“The health situation in Italy is now much, much better than a few weeks ago,” said Pierpaolo Sileri, adding that the number of infections, deaths and admissions to intensive care units are considerably down.
“This means we’re confident that the partial reopening we decided from May 4 will be under control.”
To date, more than 29,000 people have died from COVID-19 in Italy, according to figures from Johns Hopkins University.
“In the next two or three weeks, we’ll observe if there will be another outbreak,” said Sileri, a surgeon and author of hundreds of scientific publications.
He said he is “well aware” of a study by Imperial College London warning that Italy is at risk of a second wave that could be far deadlier than the first if the country’s lockdown is eased too much.
According to the study, if general movement returned to 20 percent that of pre-lockdown levels — without the introduction of additional measures such as contact tracing — several regions in Italy could experience “a resurgence in the number of deaths far greater than experienced in the current wave.”

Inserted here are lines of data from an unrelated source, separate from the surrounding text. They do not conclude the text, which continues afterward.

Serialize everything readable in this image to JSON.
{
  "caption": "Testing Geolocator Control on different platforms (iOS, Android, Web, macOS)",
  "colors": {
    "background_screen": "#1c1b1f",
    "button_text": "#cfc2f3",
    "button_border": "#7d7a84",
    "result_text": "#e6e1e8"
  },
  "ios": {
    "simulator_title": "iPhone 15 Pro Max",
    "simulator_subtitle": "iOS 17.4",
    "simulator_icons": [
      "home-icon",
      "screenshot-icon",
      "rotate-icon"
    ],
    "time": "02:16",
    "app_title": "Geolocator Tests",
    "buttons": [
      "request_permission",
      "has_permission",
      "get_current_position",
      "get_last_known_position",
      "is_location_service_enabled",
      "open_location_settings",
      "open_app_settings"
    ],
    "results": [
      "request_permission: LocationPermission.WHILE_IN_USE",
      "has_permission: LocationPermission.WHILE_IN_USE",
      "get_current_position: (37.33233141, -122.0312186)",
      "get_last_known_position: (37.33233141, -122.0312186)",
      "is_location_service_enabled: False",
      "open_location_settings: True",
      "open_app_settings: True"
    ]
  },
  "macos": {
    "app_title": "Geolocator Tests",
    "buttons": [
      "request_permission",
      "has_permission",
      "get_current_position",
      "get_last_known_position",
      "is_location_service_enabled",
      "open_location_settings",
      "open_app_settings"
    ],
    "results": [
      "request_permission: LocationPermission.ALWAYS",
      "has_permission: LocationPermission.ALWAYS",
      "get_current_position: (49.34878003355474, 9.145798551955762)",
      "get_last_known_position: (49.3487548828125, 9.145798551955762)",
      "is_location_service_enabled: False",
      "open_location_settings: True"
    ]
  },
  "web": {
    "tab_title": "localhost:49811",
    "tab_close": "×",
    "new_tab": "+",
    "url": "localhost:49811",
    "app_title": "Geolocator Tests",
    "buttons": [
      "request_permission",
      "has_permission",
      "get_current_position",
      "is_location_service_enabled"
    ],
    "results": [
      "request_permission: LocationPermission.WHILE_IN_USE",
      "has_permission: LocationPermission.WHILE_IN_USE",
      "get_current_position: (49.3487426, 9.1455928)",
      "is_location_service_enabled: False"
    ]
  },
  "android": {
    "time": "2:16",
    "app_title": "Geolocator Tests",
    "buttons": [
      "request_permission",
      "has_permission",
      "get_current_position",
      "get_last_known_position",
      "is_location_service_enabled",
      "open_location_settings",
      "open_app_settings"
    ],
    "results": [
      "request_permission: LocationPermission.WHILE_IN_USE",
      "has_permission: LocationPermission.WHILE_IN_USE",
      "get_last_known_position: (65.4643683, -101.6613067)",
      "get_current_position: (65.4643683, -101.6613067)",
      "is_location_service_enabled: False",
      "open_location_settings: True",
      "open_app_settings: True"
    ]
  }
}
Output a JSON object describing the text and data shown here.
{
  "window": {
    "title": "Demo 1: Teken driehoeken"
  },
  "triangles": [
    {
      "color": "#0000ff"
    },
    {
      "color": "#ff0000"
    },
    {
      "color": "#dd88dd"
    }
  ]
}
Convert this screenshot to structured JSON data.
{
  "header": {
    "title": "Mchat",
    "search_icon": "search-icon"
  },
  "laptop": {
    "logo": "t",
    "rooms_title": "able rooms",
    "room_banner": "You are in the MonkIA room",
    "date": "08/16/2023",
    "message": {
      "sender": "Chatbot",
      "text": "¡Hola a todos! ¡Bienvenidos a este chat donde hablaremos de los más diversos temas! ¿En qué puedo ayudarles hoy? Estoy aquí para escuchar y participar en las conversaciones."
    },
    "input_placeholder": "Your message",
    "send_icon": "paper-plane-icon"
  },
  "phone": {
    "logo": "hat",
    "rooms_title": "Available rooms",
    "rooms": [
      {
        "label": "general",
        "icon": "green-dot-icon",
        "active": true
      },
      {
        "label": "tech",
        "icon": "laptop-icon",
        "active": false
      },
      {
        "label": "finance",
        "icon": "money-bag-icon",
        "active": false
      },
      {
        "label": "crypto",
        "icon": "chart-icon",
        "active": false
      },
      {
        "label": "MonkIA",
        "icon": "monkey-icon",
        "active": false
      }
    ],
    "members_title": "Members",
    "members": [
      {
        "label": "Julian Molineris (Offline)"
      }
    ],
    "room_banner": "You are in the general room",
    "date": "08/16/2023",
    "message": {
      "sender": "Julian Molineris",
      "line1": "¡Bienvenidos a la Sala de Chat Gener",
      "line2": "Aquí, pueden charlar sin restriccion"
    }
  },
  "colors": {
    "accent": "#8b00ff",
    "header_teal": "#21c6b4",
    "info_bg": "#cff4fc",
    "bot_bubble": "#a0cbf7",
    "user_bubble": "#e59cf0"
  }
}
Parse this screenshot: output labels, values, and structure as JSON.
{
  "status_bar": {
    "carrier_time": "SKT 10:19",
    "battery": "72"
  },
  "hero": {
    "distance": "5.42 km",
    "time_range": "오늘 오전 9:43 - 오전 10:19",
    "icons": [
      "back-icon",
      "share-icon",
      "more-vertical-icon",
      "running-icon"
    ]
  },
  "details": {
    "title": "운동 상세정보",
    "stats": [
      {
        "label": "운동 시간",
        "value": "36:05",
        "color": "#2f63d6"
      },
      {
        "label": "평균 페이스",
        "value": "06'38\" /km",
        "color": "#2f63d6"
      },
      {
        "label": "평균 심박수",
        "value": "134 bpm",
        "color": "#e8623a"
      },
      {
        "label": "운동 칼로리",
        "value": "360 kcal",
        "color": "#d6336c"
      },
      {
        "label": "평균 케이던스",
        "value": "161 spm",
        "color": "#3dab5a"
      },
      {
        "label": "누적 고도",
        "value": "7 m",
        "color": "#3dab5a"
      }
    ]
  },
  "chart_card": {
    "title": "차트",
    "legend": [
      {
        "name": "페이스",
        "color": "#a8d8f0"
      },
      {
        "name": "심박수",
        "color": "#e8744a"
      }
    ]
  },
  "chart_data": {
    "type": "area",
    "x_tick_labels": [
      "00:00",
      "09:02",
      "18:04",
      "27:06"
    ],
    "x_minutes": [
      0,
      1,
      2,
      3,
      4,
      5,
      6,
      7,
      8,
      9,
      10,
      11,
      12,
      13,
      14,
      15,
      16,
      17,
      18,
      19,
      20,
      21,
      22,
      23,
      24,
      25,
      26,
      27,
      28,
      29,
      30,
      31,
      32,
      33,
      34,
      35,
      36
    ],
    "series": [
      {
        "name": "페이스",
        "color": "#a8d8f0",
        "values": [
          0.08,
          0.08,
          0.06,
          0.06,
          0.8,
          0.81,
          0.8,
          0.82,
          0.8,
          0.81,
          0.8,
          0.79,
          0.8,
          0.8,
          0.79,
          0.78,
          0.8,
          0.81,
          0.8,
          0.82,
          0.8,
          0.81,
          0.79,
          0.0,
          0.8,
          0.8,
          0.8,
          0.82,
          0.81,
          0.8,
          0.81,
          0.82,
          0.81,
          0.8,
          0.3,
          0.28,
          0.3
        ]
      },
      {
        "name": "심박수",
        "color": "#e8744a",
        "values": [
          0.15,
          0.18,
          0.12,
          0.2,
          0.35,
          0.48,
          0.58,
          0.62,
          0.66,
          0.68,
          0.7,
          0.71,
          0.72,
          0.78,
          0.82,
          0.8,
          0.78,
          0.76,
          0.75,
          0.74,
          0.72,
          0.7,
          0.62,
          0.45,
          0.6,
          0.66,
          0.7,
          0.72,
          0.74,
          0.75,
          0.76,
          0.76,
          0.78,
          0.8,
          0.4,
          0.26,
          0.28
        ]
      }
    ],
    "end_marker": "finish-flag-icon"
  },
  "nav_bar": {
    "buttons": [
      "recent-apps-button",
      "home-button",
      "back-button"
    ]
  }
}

Sileri said: “I believe this is a risk for the entire world. There will be a risk to face everywhere openings take place. However, if we all respect social distancing and use face masks, we can minimize the risk of a new COVID-19 outbreak.”
He added: “Probably the Imperial College paper overestimates numbers, but we need certainly to proceed slowly. This is why the Italian government allowed so far only 4.5 million people to go back to work, not the entire population to resume its ordinary life … If we face another outbreak, we may decide to set up ‘red zones’ by sealing areas of the country where new hotbeds are detected.”
Since Italy’s outbreak, Sileri has been on the frontlines, in part due to his medical background. He led the team that in February repatriated 25 Italians from the Chinese city of Wuhan, where the pandemic began. Sileri himself got infected.
“It has been a very hard experience. We had to face emergencies everywhere, from lack of doctors to lack of swabs and masks and hospital beds,” he said. “The entire world will understand better what happened only in a few years.”